• _WORK TO BE COMPLETED_
What lines in the records include the string "Wanted"? Return each one.

• _SOURCE MATERIAL_
:::
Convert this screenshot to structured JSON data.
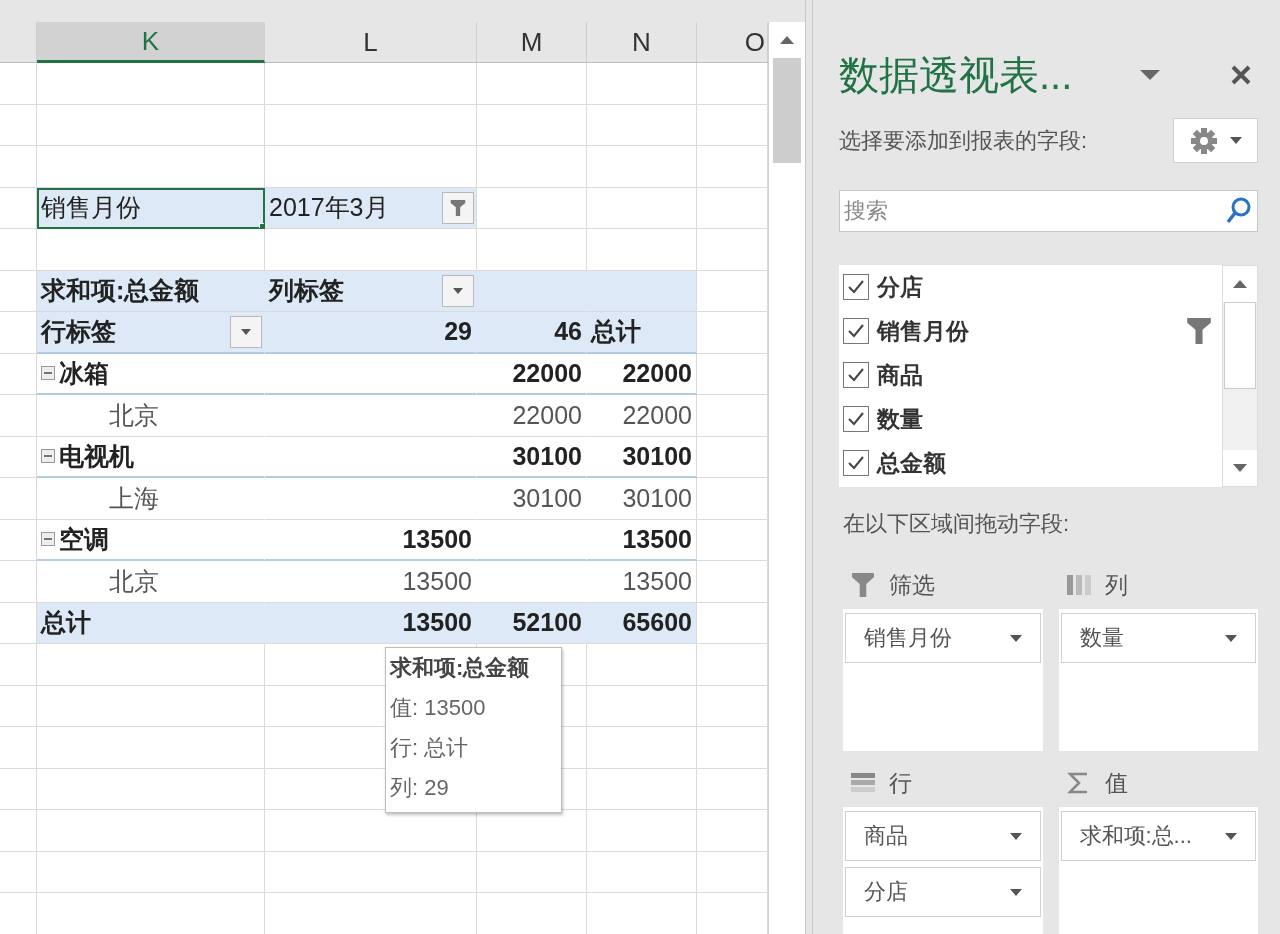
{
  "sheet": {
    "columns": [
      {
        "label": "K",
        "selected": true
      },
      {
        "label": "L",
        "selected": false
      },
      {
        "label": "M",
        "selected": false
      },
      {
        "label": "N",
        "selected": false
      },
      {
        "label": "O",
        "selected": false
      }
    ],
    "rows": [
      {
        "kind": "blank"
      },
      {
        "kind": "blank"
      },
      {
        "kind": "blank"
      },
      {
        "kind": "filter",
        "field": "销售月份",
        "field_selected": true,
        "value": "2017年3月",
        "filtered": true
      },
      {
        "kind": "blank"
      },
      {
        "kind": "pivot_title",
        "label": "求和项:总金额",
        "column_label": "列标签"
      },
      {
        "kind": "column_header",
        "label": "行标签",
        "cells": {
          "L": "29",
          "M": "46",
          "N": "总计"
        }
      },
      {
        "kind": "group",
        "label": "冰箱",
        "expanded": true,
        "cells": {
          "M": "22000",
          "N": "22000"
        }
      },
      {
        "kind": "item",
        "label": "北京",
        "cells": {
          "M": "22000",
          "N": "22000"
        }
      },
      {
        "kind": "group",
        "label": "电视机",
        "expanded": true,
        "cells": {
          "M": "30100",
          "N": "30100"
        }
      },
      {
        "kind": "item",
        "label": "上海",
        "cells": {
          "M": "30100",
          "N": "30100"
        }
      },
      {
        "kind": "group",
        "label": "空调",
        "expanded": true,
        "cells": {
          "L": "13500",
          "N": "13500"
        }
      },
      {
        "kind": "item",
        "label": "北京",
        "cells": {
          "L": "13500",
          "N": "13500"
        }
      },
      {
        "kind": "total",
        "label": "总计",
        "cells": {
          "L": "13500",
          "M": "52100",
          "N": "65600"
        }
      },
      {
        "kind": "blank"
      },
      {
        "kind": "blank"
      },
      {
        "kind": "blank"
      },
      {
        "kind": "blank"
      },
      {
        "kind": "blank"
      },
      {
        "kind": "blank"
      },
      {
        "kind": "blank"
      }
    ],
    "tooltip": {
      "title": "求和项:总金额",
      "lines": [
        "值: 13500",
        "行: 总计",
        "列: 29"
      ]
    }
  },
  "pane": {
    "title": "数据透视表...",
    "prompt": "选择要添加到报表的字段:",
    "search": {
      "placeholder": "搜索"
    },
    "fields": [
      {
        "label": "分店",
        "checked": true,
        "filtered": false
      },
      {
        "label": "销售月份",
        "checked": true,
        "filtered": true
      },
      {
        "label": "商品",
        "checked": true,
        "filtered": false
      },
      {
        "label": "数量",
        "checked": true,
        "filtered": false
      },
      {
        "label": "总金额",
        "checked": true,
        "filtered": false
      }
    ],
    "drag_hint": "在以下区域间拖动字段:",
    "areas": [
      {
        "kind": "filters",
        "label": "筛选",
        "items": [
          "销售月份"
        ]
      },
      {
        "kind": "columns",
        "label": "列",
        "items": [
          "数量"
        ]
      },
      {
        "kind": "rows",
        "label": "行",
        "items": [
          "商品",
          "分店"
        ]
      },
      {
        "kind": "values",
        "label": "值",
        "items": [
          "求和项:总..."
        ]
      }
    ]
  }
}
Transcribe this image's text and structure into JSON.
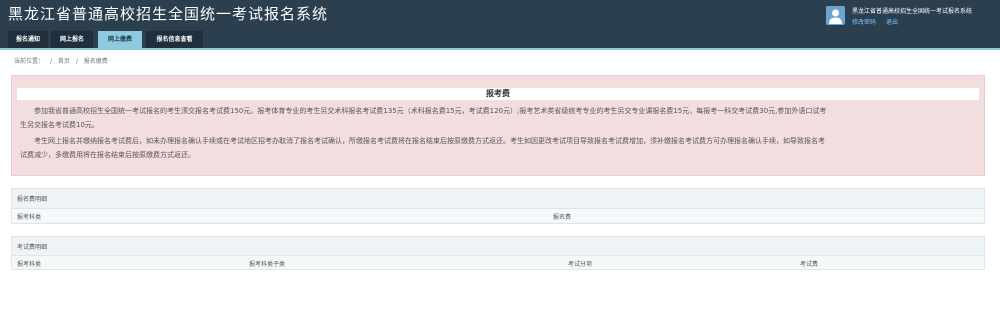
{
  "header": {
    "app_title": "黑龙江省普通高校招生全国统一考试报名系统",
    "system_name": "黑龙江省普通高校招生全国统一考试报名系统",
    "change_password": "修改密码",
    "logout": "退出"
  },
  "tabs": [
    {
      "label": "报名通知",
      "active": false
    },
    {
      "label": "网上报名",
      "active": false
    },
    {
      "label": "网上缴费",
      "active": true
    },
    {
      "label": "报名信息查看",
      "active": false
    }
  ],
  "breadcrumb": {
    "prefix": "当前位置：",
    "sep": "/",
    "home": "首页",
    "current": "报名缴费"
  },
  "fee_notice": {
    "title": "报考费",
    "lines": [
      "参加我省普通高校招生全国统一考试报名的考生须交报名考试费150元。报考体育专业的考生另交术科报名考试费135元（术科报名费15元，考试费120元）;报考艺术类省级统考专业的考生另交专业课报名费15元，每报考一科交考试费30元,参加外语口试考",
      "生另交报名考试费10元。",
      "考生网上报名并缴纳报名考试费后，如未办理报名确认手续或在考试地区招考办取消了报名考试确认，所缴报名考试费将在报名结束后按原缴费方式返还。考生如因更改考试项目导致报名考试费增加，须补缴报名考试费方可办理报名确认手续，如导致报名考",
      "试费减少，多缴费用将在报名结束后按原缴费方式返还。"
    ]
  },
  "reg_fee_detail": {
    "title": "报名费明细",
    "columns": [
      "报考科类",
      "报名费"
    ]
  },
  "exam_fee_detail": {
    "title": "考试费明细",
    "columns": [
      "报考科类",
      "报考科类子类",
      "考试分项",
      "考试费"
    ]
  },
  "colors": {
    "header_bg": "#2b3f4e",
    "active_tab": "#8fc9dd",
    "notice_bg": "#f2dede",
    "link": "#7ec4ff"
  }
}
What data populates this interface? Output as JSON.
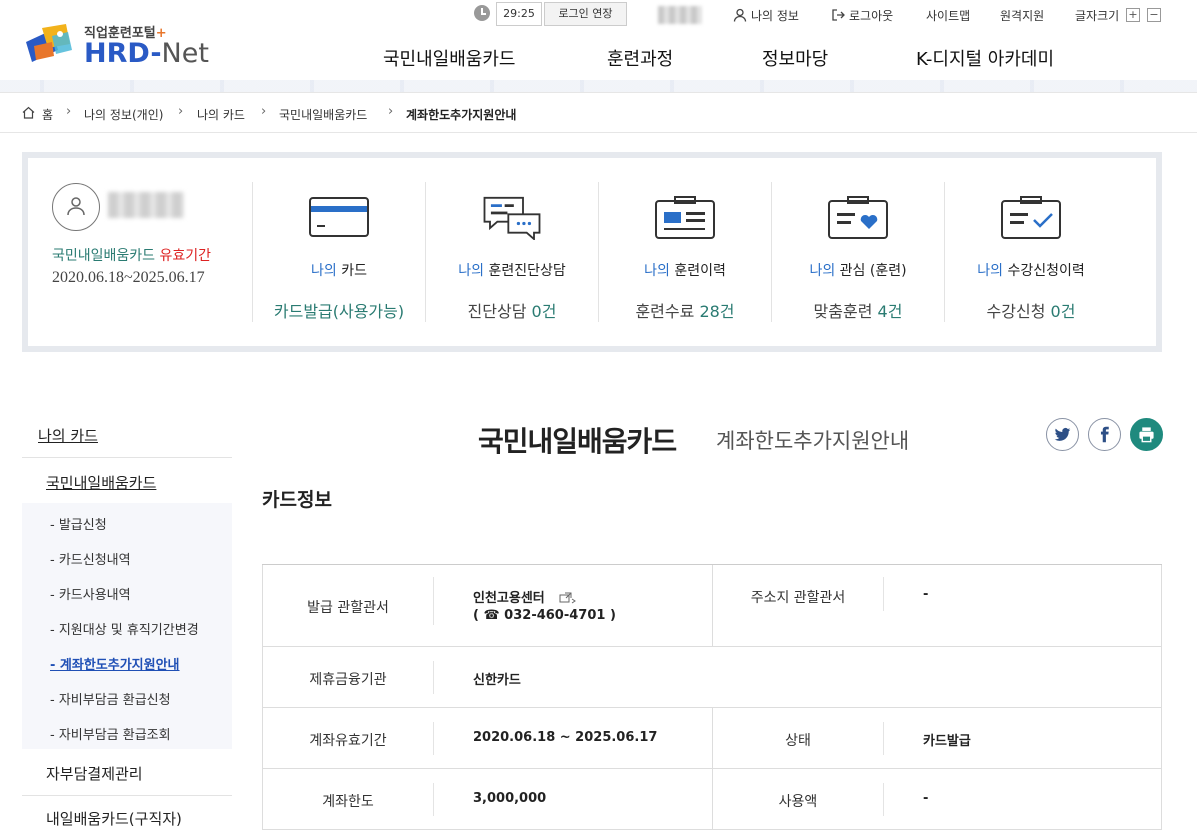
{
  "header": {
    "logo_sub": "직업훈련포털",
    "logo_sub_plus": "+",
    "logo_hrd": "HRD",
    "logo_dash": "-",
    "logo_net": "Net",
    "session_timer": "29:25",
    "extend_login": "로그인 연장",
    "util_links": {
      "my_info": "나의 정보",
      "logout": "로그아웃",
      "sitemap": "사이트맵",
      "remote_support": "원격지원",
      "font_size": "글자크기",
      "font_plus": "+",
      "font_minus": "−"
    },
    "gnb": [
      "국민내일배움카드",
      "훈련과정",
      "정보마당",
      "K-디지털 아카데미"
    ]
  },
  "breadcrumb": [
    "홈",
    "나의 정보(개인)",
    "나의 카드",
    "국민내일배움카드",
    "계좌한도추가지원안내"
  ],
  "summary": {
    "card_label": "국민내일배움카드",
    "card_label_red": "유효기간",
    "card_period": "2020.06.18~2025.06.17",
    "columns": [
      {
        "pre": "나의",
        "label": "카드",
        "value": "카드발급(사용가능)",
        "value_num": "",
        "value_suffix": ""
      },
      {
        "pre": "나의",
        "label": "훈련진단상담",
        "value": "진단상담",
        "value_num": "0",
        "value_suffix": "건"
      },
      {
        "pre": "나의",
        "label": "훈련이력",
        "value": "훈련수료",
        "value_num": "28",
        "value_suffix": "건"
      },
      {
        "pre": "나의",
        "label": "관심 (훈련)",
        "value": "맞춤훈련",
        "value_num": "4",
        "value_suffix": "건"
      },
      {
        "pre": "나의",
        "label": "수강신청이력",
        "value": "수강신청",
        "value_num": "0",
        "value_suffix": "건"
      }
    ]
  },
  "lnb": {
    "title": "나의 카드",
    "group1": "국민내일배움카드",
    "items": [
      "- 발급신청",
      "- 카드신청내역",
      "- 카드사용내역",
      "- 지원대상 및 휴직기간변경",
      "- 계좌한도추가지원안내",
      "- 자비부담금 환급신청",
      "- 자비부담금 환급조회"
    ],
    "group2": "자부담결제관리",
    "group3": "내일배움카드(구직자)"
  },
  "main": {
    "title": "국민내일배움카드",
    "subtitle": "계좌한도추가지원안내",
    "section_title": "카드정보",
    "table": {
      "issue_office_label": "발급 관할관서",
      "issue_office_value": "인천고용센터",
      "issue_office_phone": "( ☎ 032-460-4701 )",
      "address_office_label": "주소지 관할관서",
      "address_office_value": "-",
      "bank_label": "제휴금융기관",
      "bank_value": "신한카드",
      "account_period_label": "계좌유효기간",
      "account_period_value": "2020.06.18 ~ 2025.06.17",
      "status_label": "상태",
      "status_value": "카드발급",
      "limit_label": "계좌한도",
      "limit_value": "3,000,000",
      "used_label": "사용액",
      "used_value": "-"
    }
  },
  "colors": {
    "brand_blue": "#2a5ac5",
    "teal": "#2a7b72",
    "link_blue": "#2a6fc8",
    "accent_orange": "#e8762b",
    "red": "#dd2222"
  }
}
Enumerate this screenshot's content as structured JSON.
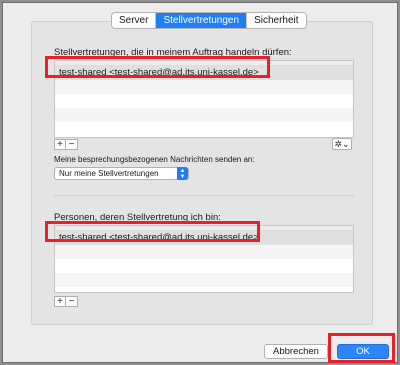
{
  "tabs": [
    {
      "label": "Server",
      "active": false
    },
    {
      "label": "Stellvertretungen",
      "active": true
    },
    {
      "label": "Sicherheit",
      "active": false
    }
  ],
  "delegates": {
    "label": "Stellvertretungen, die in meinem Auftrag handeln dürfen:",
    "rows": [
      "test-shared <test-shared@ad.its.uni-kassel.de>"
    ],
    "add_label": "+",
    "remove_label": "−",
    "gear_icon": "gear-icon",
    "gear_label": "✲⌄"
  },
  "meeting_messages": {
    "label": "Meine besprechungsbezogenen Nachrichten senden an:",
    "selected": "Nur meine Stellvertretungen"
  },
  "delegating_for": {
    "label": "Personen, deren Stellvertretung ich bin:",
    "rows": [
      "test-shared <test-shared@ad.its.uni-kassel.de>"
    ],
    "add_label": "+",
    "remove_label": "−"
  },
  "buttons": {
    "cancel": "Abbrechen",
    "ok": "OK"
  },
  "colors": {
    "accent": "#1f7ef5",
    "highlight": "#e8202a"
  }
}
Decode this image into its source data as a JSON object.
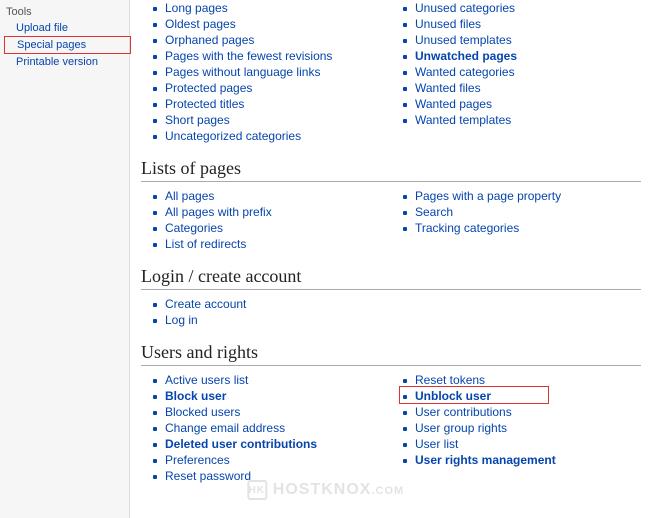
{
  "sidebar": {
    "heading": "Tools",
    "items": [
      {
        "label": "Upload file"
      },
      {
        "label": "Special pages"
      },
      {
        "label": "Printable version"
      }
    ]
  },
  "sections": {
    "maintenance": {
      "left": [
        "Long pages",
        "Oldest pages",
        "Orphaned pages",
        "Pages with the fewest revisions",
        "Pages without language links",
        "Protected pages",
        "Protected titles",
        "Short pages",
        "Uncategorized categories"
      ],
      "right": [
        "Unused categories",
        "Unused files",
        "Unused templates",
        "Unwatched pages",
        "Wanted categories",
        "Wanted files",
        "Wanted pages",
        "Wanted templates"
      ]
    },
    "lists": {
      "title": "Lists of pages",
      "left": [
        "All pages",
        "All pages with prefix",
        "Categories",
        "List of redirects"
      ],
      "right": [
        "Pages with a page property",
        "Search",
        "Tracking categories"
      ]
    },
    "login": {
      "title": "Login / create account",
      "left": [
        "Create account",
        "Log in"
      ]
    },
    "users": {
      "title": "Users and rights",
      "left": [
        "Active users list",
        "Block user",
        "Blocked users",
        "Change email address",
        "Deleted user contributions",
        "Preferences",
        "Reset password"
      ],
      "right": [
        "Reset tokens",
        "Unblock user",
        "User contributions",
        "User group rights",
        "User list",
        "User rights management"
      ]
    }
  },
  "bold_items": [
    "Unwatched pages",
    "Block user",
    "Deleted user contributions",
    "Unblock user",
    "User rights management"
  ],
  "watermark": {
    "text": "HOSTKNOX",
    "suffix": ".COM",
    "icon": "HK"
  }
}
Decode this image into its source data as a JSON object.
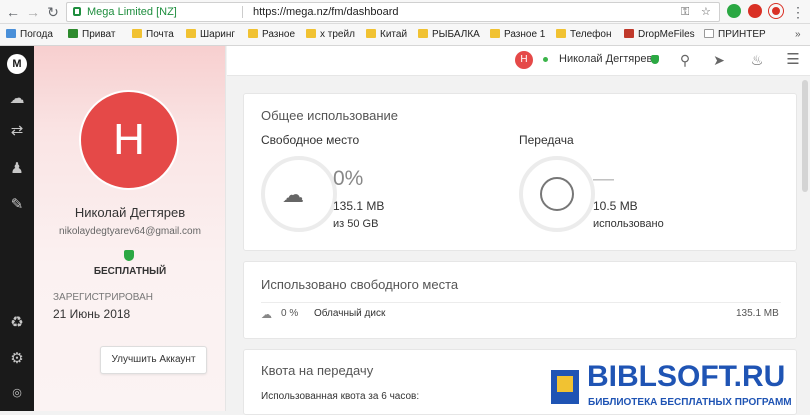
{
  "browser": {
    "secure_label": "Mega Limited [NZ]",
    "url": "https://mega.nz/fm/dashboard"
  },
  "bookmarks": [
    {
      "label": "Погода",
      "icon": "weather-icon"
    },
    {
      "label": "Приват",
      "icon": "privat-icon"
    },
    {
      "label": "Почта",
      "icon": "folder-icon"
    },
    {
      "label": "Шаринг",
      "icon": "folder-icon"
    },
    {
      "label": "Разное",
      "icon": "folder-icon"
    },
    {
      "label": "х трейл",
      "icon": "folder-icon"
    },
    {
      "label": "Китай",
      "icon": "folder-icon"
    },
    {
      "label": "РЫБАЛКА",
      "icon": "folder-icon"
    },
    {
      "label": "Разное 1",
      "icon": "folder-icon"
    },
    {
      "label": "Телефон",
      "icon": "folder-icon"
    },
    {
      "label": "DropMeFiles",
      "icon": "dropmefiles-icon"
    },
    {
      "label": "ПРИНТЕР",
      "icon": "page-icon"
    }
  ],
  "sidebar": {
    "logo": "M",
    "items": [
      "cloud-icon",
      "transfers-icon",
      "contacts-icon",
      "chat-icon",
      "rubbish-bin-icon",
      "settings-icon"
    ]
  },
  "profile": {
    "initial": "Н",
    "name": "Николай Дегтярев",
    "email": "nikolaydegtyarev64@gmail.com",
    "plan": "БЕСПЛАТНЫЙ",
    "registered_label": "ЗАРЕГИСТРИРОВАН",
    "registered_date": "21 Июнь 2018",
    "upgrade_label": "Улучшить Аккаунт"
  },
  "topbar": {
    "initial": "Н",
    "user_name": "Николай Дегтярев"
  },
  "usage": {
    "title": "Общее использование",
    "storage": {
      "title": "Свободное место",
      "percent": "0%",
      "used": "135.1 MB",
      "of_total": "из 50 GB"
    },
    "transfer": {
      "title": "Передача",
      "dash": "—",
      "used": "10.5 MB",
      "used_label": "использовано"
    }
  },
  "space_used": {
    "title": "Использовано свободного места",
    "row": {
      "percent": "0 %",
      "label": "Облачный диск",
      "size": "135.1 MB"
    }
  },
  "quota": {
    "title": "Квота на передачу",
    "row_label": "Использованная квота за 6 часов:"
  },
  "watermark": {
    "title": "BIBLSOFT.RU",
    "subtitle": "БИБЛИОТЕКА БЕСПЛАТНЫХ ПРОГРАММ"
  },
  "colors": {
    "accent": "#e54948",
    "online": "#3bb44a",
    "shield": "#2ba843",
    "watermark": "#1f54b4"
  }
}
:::
• _OUTPUT OF THE EXERCISE_
        "Wanted categories",
        "Wanted files",
        "Wanted pages",
        "Wanted templates"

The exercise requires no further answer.